#### [WHAT IS NEEDED]
The answer must be every line of the records below that contains the word "photo", copied out.

Web page and app entries
++++++++++++++++++++

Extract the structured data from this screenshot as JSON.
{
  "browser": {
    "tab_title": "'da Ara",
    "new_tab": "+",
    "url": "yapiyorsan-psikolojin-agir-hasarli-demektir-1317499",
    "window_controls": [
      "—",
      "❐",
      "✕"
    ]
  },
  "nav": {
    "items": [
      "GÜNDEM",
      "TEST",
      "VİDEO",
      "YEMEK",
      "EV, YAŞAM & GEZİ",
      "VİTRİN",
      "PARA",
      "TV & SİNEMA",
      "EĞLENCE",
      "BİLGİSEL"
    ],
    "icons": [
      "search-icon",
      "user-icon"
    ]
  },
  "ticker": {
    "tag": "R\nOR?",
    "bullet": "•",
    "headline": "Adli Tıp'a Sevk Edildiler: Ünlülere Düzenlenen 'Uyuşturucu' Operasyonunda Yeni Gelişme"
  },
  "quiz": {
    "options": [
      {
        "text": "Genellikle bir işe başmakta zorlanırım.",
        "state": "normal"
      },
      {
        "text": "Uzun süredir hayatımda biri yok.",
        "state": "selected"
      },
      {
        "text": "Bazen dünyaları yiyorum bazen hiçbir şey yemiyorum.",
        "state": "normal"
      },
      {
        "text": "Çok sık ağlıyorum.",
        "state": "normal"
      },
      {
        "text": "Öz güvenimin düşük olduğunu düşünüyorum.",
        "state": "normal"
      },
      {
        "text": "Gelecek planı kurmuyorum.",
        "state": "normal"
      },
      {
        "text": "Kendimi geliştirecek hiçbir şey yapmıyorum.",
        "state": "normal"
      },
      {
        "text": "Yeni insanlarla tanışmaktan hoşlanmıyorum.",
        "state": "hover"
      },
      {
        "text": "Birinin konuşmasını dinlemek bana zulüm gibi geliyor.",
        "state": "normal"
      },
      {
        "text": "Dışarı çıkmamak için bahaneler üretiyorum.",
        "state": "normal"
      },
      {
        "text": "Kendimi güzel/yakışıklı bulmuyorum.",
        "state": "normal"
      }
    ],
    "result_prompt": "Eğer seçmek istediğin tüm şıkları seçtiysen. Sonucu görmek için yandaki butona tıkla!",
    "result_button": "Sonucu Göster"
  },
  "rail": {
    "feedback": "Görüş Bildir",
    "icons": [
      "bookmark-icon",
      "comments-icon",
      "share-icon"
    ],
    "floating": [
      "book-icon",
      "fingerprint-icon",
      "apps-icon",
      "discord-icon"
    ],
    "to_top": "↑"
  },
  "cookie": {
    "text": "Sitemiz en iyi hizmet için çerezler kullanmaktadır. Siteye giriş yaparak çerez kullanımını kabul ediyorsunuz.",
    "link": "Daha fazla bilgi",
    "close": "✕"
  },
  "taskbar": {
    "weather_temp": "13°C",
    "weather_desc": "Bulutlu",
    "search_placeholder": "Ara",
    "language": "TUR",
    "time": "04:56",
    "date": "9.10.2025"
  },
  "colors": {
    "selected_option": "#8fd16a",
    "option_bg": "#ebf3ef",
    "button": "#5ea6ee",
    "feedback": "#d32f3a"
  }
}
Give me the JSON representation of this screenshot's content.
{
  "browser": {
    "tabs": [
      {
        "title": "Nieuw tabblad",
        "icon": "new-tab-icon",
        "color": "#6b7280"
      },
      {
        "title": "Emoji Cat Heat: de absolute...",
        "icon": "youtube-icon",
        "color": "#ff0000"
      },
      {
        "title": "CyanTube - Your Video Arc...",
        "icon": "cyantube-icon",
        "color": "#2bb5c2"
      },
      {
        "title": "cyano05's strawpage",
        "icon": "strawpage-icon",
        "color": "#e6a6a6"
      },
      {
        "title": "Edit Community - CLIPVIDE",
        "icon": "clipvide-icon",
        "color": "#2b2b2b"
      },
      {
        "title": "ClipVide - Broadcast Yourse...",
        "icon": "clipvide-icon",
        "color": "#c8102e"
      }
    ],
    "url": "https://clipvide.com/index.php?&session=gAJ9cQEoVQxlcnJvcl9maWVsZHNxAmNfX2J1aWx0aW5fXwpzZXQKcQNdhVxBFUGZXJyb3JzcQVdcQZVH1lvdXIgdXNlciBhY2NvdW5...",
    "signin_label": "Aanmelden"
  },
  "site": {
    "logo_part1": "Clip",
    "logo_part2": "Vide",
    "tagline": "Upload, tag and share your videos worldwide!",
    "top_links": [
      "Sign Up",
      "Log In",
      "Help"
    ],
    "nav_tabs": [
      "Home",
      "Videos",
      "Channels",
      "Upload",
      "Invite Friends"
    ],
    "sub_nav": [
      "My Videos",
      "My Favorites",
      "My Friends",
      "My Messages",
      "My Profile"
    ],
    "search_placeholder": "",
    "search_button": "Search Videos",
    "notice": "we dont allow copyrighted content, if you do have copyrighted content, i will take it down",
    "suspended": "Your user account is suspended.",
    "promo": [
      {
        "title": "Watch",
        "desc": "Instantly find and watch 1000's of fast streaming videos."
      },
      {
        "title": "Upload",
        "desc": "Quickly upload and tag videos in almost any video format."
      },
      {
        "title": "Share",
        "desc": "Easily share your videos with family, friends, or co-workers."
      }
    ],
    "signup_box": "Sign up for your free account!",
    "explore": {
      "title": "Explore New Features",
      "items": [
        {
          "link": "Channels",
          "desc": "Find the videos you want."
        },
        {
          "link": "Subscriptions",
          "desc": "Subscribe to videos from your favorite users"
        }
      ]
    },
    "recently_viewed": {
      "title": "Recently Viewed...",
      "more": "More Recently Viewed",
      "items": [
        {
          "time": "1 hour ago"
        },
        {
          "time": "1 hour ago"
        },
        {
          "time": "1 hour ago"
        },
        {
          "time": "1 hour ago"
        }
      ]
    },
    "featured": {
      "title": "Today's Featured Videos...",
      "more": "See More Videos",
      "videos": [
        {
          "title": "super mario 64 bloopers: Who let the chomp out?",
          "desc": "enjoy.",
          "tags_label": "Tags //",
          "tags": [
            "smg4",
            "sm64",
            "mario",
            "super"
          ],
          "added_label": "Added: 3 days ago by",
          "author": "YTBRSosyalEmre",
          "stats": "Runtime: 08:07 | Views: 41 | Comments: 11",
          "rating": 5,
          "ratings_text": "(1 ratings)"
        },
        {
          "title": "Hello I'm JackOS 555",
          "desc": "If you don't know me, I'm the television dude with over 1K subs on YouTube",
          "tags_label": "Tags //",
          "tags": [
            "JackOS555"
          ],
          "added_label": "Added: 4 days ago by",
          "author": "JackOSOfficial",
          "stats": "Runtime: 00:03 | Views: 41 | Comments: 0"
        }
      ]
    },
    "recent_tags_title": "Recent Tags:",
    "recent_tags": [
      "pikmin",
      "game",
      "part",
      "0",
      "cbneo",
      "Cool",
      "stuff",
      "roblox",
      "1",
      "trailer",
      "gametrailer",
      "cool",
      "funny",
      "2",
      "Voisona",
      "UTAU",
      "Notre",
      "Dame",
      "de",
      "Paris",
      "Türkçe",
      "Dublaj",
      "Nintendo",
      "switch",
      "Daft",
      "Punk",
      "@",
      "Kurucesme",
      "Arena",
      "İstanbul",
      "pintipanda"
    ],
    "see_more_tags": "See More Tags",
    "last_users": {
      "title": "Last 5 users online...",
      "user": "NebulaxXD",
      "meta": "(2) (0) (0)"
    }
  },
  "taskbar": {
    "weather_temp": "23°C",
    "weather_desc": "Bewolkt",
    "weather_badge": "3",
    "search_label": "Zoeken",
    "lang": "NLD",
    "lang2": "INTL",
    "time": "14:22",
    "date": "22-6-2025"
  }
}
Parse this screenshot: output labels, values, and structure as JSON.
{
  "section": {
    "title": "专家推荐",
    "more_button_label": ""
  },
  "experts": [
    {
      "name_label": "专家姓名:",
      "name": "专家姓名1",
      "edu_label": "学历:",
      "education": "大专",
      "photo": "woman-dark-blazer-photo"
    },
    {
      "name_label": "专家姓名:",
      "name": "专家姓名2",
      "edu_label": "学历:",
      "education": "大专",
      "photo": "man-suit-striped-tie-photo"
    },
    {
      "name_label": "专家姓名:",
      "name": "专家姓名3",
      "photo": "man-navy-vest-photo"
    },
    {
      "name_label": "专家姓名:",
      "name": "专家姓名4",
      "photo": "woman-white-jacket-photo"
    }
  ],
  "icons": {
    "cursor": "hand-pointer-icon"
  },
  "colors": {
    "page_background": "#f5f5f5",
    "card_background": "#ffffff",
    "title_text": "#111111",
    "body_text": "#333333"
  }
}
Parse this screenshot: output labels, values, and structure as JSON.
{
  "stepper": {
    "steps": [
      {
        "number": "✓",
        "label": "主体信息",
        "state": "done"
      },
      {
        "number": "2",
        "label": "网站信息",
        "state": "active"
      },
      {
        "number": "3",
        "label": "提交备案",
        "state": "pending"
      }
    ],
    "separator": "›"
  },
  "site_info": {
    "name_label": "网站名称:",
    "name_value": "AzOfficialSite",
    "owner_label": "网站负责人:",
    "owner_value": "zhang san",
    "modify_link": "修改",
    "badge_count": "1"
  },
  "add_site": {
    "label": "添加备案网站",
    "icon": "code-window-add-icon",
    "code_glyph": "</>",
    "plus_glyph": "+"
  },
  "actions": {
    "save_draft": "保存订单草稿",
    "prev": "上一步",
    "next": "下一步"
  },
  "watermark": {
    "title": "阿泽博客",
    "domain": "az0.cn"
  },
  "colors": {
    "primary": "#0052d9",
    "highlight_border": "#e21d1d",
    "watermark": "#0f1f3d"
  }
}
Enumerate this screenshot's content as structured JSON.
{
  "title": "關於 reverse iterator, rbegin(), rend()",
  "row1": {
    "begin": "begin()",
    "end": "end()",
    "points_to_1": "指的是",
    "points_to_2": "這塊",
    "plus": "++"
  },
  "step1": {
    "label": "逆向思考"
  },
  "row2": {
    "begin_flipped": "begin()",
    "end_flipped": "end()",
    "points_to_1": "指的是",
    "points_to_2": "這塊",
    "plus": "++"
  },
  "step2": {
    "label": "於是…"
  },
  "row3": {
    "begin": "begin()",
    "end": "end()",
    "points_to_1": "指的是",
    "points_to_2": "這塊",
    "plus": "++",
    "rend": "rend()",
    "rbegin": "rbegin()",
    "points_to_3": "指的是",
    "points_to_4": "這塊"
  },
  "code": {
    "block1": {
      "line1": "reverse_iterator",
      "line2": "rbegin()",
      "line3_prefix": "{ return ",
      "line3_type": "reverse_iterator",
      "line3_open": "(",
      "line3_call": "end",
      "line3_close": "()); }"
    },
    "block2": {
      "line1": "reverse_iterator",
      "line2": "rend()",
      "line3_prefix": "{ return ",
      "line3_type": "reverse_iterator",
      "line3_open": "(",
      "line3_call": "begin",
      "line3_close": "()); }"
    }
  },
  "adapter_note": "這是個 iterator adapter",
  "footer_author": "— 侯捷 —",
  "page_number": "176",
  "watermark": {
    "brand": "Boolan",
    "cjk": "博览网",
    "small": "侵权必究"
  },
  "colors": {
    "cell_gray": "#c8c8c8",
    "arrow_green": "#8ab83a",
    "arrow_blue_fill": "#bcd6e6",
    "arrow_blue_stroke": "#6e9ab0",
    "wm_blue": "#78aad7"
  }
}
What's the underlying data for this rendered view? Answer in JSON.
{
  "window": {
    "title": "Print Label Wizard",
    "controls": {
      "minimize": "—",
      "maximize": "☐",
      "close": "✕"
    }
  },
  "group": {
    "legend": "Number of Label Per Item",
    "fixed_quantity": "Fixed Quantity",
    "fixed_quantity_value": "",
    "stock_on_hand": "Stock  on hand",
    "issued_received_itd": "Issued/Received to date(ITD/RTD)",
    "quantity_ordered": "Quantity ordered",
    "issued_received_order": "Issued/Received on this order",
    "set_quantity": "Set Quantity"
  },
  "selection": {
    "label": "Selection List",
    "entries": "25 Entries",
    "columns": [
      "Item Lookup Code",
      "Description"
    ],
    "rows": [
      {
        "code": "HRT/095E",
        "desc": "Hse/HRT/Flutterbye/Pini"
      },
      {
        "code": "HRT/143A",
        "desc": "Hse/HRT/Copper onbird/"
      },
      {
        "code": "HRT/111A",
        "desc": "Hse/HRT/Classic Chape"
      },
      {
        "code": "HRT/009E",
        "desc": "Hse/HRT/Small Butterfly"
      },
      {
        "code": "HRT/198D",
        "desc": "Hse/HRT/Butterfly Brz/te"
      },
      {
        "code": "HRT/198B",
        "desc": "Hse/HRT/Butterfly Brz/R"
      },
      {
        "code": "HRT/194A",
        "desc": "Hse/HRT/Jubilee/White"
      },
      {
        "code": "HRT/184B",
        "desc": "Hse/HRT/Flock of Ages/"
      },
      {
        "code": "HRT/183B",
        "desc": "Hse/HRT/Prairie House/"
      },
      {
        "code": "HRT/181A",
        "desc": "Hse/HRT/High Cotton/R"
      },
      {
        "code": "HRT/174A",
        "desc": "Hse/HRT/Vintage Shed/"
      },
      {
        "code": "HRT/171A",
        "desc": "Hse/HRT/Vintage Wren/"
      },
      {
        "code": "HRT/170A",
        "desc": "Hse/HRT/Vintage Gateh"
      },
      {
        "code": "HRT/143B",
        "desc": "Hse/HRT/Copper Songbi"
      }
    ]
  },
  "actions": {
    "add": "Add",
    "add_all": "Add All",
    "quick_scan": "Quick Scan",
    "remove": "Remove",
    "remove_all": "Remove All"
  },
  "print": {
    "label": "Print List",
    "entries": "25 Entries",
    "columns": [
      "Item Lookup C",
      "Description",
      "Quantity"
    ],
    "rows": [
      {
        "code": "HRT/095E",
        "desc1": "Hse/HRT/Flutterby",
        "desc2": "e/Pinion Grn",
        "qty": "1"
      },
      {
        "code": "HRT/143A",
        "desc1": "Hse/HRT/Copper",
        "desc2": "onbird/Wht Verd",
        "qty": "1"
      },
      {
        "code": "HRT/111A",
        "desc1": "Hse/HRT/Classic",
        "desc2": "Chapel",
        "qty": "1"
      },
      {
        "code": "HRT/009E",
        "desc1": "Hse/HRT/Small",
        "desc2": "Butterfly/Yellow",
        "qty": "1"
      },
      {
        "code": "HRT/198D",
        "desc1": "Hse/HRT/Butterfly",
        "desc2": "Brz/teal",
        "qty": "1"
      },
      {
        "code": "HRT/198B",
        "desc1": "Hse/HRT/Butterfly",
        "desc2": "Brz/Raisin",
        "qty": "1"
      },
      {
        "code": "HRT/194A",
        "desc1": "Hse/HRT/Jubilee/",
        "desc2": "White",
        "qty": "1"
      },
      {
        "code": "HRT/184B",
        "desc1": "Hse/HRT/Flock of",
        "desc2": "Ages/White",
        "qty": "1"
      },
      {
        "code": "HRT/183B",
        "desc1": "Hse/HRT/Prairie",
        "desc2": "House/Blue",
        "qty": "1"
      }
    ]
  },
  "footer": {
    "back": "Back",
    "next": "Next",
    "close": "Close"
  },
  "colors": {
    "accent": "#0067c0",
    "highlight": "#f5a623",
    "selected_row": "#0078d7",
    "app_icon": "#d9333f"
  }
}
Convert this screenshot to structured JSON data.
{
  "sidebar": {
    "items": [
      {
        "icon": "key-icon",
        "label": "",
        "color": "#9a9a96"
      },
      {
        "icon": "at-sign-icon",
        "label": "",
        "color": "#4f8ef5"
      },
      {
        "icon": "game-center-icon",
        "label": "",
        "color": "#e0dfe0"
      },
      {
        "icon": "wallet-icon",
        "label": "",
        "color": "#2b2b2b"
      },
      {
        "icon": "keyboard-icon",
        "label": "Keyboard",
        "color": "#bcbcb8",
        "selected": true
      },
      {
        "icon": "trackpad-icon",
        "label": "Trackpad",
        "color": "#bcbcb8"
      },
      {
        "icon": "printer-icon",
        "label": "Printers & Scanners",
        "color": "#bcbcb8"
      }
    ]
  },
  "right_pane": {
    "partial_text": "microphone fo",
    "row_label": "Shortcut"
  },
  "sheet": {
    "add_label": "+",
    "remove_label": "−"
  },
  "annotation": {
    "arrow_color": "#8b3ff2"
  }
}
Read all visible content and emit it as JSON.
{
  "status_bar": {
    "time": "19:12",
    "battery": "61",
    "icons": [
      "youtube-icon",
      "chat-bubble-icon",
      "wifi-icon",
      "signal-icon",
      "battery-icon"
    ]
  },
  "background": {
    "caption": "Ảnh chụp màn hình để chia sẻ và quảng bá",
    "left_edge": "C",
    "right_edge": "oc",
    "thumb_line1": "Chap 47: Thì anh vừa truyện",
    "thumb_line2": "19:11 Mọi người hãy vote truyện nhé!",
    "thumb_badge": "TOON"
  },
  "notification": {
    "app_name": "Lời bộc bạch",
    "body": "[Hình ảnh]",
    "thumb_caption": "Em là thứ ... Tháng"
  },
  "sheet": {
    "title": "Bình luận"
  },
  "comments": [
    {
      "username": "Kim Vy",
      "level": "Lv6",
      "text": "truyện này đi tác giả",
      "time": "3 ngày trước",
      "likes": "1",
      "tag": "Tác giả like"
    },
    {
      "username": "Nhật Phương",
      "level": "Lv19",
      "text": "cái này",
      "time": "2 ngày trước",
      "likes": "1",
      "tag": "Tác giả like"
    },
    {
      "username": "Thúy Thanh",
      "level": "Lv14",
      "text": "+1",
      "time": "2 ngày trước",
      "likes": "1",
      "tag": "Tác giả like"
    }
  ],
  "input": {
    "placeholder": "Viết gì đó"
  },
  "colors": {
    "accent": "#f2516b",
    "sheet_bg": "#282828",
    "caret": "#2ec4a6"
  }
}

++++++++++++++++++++

#### [RESULT OF THIS TASK]
      "photo": "woman-dark-blazer-photo"
      "photo": "man-suit-striped-tie-photo"
      "photo": "man-navy-vest-photo"
      "photo": "woman-white-jacket-photo"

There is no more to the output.